Weekly Puzzle: Use SQL to Find Carmen Sandiego

This week, guest puzzle master Aaron Brager has a scavenger hunt for you.

You'll use SQL to find Carmen Sandiego! She could be anywhere in the world.

How to Play

To get started, fork and clone this GitHub project. This project uses PostgreSQL, a popular database system. You almost certainly already have it installed.

Follow the eight clues in the project's readme.md file to find Carmen. For each clue, you'll need to write a SQL query to hone in on her location.

Submission Instructions

To win, send your SQL queries, their output, and where you think Carmen is, to weeklypuzzle@bloc.io by March 4th 9am PST.

For bonus points, determine Carmen's location using the fewest number of queries, or using interesting SQL syntax.

Last Week's Result Snail Sort

Last week the challenge was to sort an associative array in the pattern of a snail:

The "Who's on First" award
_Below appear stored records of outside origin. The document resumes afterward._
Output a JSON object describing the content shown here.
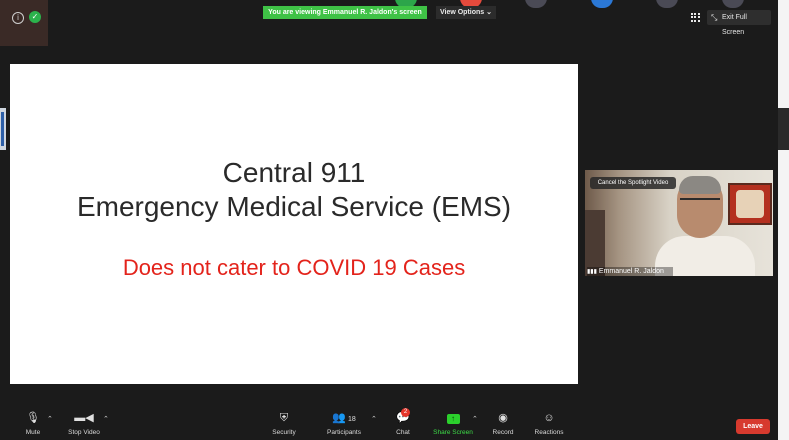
{
  "banner": {
    "text": "You are viewing Emmanuel R. Jaldon's screen"
  },
  "view_options": {
    "label": "View Options",
    "caret": "⌄"
  },
  "top_controls": {
    "exit_fullscreen": "Exit Full Screen"
  },
  "slide": {
    "line1": "Central 911",
    "line2": "Emergency Medical Service (EMS)",
    "line3": "Does not cater to COVID 19 Cases"
  },
  "video": {
    "cancel_spotlight": "Cancel the Spotlight Video",
    "participant_name": "Emmanuel R. Jaldon"
  },
  "toolbar": {
    "mute": "Mute",
    "stop_video": "Stop Video",
    "security": "Security",
    "participants": "Participants",
    "participants_count": "18",
    "chat": "Chat",
    "chat_badge": "2",
    "share_screen": "Share Screen",
    "record": "Record",
    "reactions": "Reactions",
    "leave": "Leave"
  },
  "colors": {
    "banner": "#3fc246",
    "leave": "#d73a2e",
    "slide_red": "#e3231b",
    "share_green": "#2bd02c"
  }
}
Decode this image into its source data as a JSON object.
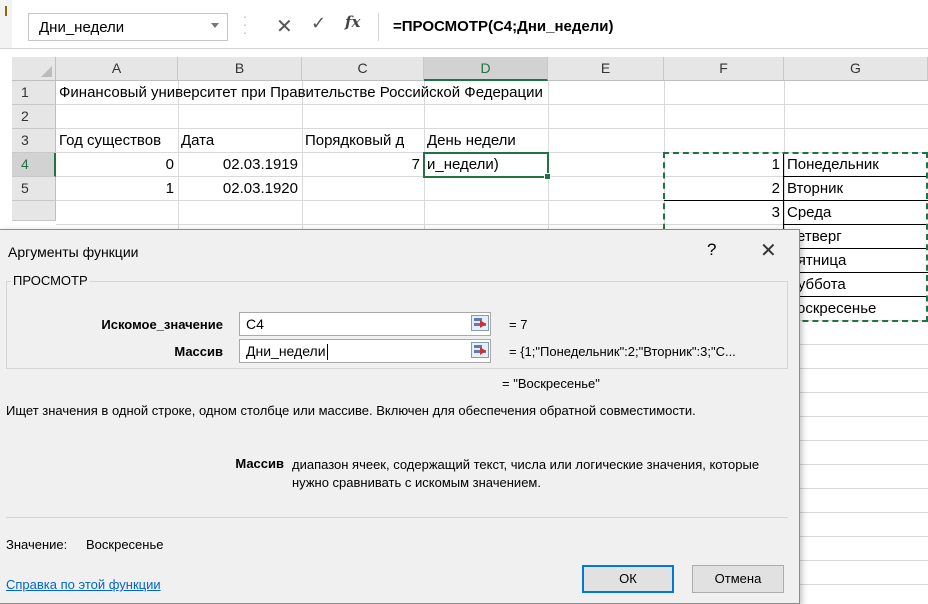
{
  "formula_bar": {
    "name_box": "Дни_недели",
    "cancel_glyph": "✕",
    "enter_glyph": "✓",
    "fx_label": "fx",
    "formula": "=ПРОСМОТР(C4;Дни_недели)"
  },
  "sheet": {
    "columns": [
      "A",
      "B",
      "C",
      "D",
      "E",
      "F",
      "G"
    ],
    "rows": [
      "1",
      "2",
      "3",
      "4",
      "5",
      "6"
    ],
    "cells": {
      "A1": "Финансовый университет при Правительстве Российской Федерации",
      "A3": "Год существов",
      "B3": "Дата",
      "C3": "Порядковый д",
      "D3": "День недели",
      "A4": "0",
      "B4": "02.03.1919",
      "C4": "7",
      "D4": "и_недели)",
      "A5": "1",
      "B5": "02.03.1920",
      "F4": "1",
      "G4": "Понедельник",
      "F5": "2",
      "G5": "Вторник",
      "F6": "3",
      "G6": "Среда",
      "G7": "Четверг",
      "G8": "Пятница",
      "G9": "Суббота",
      "G10": "Воскресенье"
    }
  },
  "dialog": {
    "title": "Аргументы функции",
    "help_glyph": "?",
    "close_glyph": "✕",
    "function_name": "ПРОСМОТР",
    "arg1": {
      "label": "Искомое_значение",
      "value": "C4",
      "result": "=  7"
    },
    "arg2": {
      "label": "Массив",
      "value": "Дни_недели",
      "result": "=  {1;\"Понедельник\":2;\"Вторник\":3;\"С..."
    },
    "formula_result": "=  \"Воскресенье\"",
    "description": "Ищет значения в одной строке, одном столбце или массиве. Включен для обеспечения обратной совместимости.",
    "arg_help_name": "Массив",
    "arg_help_text": "диапазон ячеек, содержащий текст, числа или логические значения, которые нужно сравнивать с искомым значением.",
    "value_label": "Значение:",
    "value": "Воскресенье",
    "help_link": "Справка по этой функции",
    "ok_label": "ОК",
    "cancel_label": "Отмена"
  },
  "colors": {
    "accent": "#217346",
    "link": "#0066cc",
    "default_button_border": "#0078d7"
  }
}
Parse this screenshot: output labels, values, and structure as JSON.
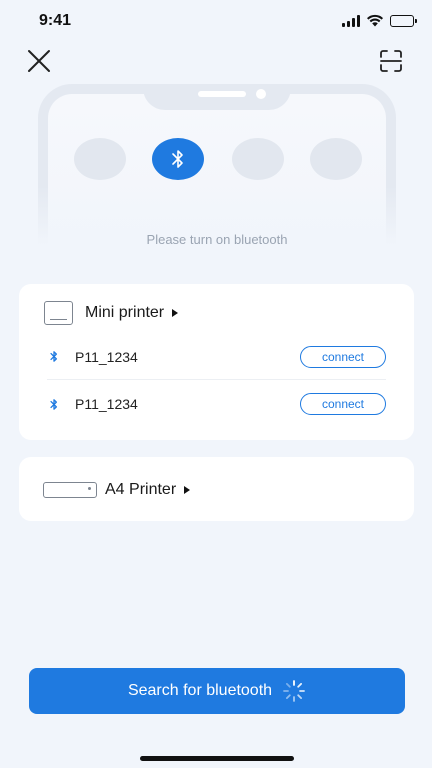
{
  "status_bar": {
    "time": "9:41"
  },
  "header": {
    "close_icon": "close-icon",
    "scan_icon": "scan-icon"
  },
  "illustration": {
    "hint": "Please turn on bluetooth",
    "active_icon": "bluetooth-icon"
  },
  "mini_printer": {
    "title": "Mini printer",
    "devices": [
      {
        "name": "P11_1234",
        "action": "connect"
      },
      {
        "name": "P11_1234",
        "action": "connect"
      }
    ]
  },
  "a4_printer": {
    "title": "A4 Printer"
  },
  "search": {
    "label": "Search for bluetooth",
    "icon": "loading-spinner-icon"
  },
  "colors": {
    "accent": "#1f7ae0",
    "background": "#f1f5fb",
    "card": "#ffffff",
    "hint_text": "#9aa4b2"
  }
}
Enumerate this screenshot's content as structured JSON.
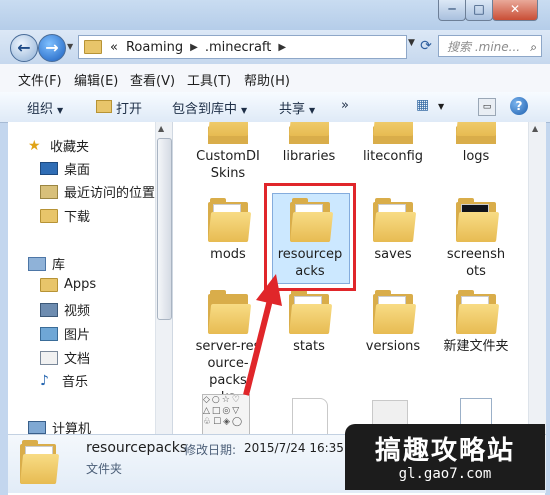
{
  "window": {
    "controls": {
      "minimize": "─",
      "maximize": "□",
      "close": "✕"
    }
  },
  "address": {
    "overflow": "«",
    "crumbs": [
      "Roaming",
      ".minecraft"
    ],
    "search_placeholder": "搜索 .mine..."
  },
  "menu": [
    "文件(F)",
    "编辑(E)",
    "查看(V)",
    "工具(T)",
    "帮助(H)"
  ],
  "toolbar": {
    "organize": "组织",
    "open": "打开",
    "include": "包含到库中",
    "share": "共享",
    "more": "»"
  },
  "nav": {
    "favorites": "收藏夹",
    "desktop": "桌面",
    "recent": "最近访问的位置",
    "downloads": "下载",
    "libraries": "库",
    "apps": "Apps",
    "videos": "视频",
    "pictures": "图片",
    "documents": "文档",
    "music": "音乐",
    "computer": "计算机"
  },
  "files": [
    "CustomDI\nSkins",
    "libraries",
    "liteconfig",
    "logs",
    "mods",
    "resourcep\nacks",
    "saves",
    "screensh\nots",
    "server-res\nource-packs\nks",
    "stats",
    "versions",
    "新建文件夹"
  ],
  "details": {
    "name": "resourcepacks",
    "date_label": "修改日期:",
    "date_value": "2015/7/24 16:35",
    "type": "文件夹"
  },
  "watermark": {
    "title": "搞趣攻略站",
    "url": "gl.gao7.com"
  },
  "colors": {
    "selection": "#cce8ff",
    "highlight_box": "#e0262a",
    "folder": "#e7bb52"
  }
}
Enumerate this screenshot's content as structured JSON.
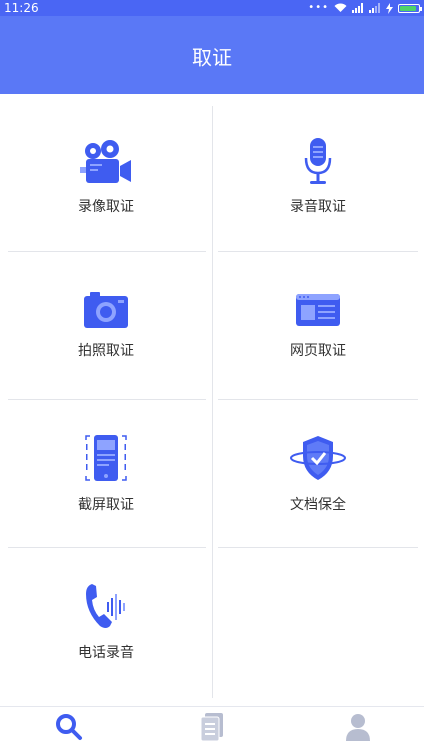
{
  "status_bar": {
    "time": "11:26",
    "dots": "•••"
  },
  "header": {
    "title": "取证"
  },
  "tiles": [
    {
      "label": "录像取证",
      "icon": "video-camera-icon"
    },
    {
      "label": "录音取证",
      "icon": "microphone-icon"
    },
    {
      "label": "拍照取证",
      "icon": "camera-icon"
    },
    {
      "label": "网页取证",
      "icon": "webpage-icon"
    },
    {
      "label": "截屏取证",
      "icon": "phone-screenshot-icon"
    },
    {
      "label": "文档保全",
      "icon": "shield-icon"
    },
    {
      "label": "电话录音",
      "icon": "phone-call-icon"
    }
  ],
  "bottom_nav": [
    {
      "icon": "search-icon",
      "active": true
    },
    {
      "icon": "document-list-icon",
      "active": false
    },
    {
      "icon": "user-icon",
      "active": false
    }
  ],
  "colors": {
    "primary": "#5a78f6",
    "icon_blue": "#3f5cf0",
    "icon_light": "#8ea3ff",
    "inactive": "#b7bdd0"
  }
}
Goes to Daniel Rassiner who completed the puzzle in 2 hours.
http://www.codewars.com/kata/reviews/521d7f76123ebbb78d00006d/groups/56b5867502a303067e000733

def snail(array)

  array_amount = array.size - 1
  total_loops = (array.size + array.size) - 2
  answer = array[0]
  x = 0
  y = array_amount
  index = 1
  what_to_pick = ["r", "d", "l", "u"]

  total_loops.times do

    case what_to_pick[index]
    when "r"
      array_amount.times do
        y += 1
        answer << array[x][y]
      end
    when "d"
      array_amount.times do
        x += 1
        answer << array[x][y]  
      end
    when "l"
      array_amount.times do
        y -= 1
        answer << array[x][y]
      end
    when "u"
      array_amount.times do
        x -= 1
        answer << array[x][y]
      end
      index = -1
    end

    if (index % 2 == 0)
      array_amount -= 1
    end
    index += 1

  end
  answer
end  

The "Loopty Loop" award

Goes to Fong Fan for his multi-loop based solution:

http://www.codewars.com/kata/reviews/521d7f76123ebbb78d00006d/groups/56b6d77281290cdc410005e3

def snail(array)  
  final_array = []
  xMin = 0
  yMin = 0
  xMax = array.length - 1
  yMax = xMax

  # Base Cases
  return final_array if array[0].length == 0
  if array[0].length == 1
    final_array << array[0][0]
    return final_array
  end

  # Clockwise Loop Over All Four Sides
  while (xMin <= xMax) && (yMin <= yMax)
    # Traverse top side
    for y in yMin..yMax
      final_array << array[xMin][y]
    end
    xMin = xMin + 1

    # Traverse right side
    for x in xMin..xMax
      final_array << array[x][yMax]
    end
    yMax = yMax - 1

    # Traverse bottom side
    for y in (yMax).downto(yMin)
      final_array << array[xMax][y]
    end
    xMax = xMax - 1

    # Traverse left side
    for x in (xMax).downto(xMin)
      final_array << array[x][yMin]
    end
    yMin = yMin + 1
  end

  return final_array
end  

The "Jony Ive Minimalism" award

goes to Aaron Brager for his tiny solution.

def snail(array)  
  result = []

  while !array.empty? do
    result << array.shift
    array = array.transpose.reverse
  end

  result.flatten
end  

The key to this solution is the ruby transpose method which allows you to rotate the entire dataset by turning the columns into rows.